- Task -
Every line with the string "access" should be copied from the data.

[Extracted material Boundary: Start]

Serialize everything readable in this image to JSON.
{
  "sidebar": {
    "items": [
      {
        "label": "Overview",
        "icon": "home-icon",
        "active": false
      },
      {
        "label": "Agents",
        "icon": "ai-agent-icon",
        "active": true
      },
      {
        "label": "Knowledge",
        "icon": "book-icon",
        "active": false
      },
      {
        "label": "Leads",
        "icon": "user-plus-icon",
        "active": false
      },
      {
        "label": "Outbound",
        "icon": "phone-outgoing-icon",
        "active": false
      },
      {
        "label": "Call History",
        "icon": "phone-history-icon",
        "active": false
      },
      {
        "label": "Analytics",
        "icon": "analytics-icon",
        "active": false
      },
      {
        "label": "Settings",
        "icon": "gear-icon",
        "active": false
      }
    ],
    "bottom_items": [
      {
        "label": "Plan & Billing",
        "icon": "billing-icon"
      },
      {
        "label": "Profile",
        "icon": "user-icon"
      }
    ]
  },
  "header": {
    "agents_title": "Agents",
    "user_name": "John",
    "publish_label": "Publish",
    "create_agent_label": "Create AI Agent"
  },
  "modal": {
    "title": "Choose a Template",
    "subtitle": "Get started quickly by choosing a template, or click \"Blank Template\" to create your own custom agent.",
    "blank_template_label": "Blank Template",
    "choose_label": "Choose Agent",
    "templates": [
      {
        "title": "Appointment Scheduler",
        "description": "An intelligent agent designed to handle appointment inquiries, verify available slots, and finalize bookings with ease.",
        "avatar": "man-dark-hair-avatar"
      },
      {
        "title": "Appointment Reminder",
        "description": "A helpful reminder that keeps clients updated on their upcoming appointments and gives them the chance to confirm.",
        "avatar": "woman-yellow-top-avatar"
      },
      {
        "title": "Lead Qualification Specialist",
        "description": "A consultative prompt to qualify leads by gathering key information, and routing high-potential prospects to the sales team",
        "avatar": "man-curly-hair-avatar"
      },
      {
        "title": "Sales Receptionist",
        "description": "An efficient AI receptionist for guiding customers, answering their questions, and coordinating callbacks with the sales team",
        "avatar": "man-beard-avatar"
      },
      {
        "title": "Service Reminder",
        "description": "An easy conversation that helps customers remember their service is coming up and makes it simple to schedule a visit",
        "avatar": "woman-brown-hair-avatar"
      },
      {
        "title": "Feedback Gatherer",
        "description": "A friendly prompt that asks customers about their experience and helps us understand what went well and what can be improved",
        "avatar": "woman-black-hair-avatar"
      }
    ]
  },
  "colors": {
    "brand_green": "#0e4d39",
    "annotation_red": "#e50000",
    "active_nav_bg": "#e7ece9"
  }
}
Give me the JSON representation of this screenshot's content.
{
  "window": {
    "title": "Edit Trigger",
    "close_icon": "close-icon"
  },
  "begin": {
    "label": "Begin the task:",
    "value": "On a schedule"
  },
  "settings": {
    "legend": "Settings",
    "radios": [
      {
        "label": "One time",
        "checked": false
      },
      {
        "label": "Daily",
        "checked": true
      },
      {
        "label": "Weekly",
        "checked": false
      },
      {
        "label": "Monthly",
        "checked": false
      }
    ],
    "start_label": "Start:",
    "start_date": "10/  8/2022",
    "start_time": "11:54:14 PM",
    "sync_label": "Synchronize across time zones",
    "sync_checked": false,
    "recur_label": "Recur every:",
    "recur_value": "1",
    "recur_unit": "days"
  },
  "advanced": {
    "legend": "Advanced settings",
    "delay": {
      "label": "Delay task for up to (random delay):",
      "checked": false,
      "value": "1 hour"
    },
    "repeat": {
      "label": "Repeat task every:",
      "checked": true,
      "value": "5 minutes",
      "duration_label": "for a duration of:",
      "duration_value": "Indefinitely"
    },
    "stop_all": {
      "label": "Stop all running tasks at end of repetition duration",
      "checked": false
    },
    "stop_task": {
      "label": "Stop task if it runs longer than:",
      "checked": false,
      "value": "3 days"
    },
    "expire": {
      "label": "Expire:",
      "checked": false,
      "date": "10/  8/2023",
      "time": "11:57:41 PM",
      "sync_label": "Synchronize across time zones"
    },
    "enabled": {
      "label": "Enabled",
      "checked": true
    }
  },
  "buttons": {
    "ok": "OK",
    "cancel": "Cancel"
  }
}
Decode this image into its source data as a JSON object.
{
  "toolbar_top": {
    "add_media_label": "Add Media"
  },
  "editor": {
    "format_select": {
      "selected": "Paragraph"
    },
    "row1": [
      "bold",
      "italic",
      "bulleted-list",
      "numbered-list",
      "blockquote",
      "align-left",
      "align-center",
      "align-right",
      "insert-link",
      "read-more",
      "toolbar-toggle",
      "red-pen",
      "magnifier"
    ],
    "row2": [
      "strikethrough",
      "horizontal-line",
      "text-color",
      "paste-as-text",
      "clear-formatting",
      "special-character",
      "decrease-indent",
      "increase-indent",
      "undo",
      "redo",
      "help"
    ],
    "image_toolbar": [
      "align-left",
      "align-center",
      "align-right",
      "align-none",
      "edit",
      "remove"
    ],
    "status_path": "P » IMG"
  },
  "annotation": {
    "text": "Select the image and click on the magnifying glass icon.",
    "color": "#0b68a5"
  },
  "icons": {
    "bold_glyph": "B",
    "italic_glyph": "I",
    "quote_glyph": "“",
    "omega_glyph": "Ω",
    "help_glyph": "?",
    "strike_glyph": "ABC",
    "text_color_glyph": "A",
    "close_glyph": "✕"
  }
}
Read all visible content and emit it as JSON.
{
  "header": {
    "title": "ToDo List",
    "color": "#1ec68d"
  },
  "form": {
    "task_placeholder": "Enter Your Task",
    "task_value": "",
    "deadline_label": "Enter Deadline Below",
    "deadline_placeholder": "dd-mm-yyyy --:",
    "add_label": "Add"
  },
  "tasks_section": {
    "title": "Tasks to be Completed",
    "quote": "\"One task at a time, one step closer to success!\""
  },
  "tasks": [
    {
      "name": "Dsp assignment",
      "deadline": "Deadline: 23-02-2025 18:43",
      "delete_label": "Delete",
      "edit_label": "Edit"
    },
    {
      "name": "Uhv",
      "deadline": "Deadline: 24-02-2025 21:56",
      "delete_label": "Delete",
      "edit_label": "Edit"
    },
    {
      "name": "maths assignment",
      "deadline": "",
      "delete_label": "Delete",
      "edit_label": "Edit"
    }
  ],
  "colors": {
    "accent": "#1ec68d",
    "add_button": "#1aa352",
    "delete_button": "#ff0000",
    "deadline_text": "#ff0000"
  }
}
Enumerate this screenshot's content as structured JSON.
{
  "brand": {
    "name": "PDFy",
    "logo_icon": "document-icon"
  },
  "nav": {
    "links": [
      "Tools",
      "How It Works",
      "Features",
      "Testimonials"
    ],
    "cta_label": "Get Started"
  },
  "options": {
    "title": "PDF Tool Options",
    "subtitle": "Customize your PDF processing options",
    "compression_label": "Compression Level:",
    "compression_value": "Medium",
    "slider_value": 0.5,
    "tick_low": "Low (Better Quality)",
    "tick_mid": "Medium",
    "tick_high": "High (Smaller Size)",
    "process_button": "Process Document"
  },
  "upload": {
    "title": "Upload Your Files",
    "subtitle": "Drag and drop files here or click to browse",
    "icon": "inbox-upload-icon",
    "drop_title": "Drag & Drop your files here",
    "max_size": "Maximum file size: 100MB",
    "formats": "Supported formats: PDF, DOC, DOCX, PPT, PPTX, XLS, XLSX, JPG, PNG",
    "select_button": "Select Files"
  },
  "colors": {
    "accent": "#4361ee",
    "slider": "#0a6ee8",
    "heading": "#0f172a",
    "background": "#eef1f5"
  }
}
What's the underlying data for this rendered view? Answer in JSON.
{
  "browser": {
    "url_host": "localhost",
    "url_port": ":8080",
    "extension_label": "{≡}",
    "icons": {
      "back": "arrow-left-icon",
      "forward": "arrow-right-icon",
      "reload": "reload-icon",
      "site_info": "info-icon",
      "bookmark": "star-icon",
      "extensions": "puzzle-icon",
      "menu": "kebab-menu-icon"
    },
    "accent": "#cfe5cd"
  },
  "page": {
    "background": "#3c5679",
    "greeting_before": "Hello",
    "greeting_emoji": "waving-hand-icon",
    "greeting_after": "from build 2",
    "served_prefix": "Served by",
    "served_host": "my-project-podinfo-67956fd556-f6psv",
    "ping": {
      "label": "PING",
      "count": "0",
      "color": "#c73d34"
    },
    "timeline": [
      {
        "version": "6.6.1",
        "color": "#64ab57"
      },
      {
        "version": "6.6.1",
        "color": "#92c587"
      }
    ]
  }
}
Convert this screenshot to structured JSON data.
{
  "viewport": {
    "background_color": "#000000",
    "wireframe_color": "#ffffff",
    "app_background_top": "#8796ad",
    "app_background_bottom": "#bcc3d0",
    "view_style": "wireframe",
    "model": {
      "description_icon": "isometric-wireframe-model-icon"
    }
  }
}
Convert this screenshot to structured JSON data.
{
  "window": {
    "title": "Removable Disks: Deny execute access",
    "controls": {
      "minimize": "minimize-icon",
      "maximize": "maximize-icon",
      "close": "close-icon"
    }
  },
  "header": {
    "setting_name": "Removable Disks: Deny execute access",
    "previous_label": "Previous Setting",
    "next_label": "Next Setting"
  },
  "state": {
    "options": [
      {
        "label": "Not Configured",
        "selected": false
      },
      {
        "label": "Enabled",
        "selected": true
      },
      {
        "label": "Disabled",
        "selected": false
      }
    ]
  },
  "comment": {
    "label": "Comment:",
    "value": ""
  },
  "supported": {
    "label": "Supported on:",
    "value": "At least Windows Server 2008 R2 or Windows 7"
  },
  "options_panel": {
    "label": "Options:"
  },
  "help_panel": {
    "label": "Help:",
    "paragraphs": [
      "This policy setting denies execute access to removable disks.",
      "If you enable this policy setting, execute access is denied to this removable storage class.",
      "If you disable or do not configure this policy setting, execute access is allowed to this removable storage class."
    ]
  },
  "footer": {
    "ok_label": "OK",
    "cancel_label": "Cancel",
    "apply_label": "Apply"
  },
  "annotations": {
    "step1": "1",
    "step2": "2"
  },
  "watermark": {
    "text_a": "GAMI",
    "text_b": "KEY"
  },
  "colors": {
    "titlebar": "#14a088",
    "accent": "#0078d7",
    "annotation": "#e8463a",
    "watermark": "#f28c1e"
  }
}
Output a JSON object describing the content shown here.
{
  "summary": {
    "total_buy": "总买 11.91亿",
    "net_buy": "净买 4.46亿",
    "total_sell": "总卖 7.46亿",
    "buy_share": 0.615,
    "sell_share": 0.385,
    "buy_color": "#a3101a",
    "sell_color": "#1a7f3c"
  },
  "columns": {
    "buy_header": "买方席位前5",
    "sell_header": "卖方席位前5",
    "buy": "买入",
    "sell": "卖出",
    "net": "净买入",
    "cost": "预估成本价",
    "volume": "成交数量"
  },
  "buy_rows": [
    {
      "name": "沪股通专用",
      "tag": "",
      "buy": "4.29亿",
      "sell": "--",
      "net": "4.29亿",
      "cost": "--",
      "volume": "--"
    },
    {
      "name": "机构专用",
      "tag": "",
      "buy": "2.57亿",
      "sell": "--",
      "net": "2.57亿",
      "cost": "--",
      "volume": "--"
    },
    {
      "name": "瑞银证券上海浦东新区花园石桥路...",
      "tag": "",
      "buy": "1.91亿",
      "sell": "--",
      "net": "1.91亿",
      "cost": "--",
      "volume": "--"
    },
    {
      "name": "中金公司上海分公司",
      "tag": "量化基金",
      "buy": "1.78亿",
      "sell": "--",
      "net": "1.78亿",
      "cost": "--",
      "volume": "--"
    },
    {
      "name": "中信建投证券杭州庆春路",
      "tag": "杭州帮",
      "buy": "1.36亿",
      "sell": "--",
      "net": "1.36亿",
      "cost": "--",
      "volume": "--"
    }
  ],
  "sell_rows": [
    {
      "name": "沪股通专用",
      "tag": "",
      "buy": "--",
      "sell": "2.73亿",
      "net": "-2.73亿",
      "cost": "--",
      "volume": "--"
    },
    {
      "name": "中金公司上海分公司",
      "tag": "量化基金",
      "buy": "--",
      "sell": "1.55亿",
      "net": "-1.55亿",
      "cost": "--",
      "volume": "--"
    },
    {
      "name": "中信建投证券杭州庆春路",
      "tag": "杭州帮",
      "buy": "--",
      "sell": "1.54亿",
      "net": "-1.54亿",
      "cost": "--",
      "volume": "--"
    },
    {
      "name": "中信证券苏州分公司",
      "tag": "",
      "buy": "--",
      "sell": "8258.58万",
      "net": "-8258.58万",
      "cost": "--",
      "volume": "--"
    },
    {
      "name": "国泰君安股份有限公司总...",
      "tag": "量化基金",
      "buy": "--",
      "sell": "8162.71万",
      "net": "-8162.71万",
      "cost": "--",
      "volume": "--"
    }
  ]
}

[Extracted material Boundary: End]

- Task solution -
    "title": "Removable Disks: Deny execute access",
    "setting_name": "Removable Disks: Deny execute access",
      "This policy setting denies execute access to removable disks.",
      "If you enable this policy setting, execute access is denied to this removable storage class.",
      "If you disable or do not configure this policy setting, execute access is allowed to this removable storage class."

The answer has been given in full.